──────── Input for this task

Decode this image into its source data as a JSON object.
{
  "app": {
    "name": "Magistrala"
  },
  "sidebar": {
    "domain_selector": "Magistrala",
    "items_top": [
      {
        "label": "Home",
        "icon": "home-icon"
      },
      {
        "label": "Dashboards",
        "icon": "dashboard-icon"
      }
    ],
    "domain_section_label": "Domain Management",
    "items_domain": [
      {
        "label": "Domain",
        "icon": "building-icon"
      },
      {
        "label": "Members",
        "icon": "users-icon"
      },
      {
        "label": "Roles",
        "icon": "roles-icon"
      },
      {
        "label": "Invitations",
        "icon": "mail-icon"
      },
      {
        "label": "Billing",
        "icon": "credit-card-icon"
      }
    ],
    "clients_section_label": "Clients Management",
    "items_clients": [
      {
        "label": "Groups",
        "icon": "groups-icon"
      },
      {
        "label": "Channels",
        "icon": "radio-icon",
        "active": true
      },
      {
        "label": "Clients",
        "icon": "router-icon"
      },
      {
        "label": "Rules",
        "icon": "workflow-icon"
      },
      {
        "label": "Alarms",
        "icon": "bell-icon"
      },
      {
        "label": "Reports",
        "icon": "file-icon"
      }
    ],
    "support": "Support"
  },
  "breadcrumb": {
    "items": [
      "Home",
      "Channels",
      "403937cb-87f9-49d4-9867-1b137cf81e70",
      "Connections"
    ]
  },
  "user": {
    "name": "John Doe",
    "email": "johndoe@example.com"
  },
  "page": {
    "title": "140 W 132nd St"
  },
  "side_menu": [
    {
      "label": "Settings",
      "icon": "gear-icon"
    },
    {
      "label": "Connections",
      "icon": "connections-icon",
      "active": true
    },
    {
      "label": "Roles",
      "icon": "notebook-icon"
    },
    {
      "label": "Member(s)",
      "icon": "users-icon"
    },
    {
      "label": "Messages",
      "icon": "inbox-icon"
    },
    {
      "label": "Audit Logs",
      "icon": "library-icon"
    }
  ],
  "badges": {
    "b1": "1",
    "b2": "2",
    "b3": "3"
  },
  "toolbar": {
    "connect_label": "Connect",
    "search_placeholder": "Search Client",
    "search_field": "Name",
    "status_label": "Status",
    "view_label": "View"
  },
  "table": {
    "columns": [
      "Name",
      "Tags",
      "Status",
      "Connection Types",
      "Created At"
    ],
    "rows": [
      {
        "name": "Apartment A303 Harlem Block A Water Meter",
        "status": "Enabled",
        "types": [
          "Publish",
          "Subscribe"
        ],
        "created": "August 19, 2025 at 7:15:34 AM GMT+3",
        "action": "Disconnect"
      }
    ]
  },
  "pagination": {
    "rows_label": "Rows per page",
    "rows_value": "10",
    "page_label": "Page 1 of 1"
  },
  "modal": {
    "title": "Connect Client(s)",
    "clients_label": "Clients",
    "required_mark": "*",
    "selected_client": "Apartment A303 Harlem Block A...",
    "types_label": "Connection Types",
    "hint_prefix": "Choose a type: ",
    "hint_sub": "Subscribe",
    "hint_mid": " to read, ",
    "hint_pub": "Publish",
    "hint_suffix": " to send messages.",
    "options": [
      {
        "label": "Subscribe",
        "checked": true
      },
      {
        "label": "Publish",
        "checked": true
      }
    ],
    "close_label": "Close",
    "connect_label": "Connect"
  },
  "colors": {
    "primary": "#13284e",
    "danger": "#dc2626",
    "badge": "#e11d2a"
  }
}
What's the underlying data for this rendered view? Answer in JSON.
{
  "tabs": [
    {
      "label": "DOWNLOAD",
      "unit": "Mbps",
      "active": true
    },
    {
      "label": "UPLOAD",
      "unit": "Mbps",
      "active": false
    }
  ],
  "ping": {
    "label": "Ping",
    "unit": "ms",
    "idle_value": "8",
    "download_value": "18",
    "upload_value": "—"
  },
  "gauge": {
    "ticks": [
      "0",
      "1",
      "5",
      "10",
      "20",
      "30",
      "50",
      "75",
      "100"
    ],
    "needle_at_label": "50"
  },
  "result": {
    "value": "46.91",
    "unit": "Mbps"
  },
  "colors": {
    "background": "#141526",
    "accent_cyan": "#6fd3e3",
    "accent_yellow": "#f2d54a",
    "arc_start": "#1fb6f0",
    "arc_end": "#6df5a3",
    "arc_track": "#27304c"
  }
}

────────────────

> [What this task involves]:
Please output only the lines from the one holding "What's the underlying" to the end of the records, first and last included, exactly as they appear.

> [Finished exercise]:
What's the underlying data for this rendered view? Answer in JSON.
{
  "tabs": [
    {
      "label": "DOWNLOAD",
      "unit": "Mbps",
      "active": true
    },
    {
      "label": "UPLOAD",
      "unit": "Mbps",
      "active": false
    }
  ],
  "ping": {
    "label": "Ping",
    "unit": "ms",
    "idle_value": "8",
    "download_value": "18",
    "upload_value": "—"
  },
  "gauge": {
    "ticks": [
      "0",
      "1",
      "5",
      "10",
      "20",
      "30",
      "50",
      "75",
      "100"
    ],
    "needle_at_label": "50"
  },
  "result": {
    "value": "46.91",
    "unit": "Mbps"
  },
  "colors": {
    "background": "#141526",
    "accent_cyan": "#6fd3e3",
    "accent_yellow": "#f2d54a",
    "arc_start": "#1fb6f0",
    "arc_end": "#6df5a3",
    "arc_track": "#27304c"
  }
}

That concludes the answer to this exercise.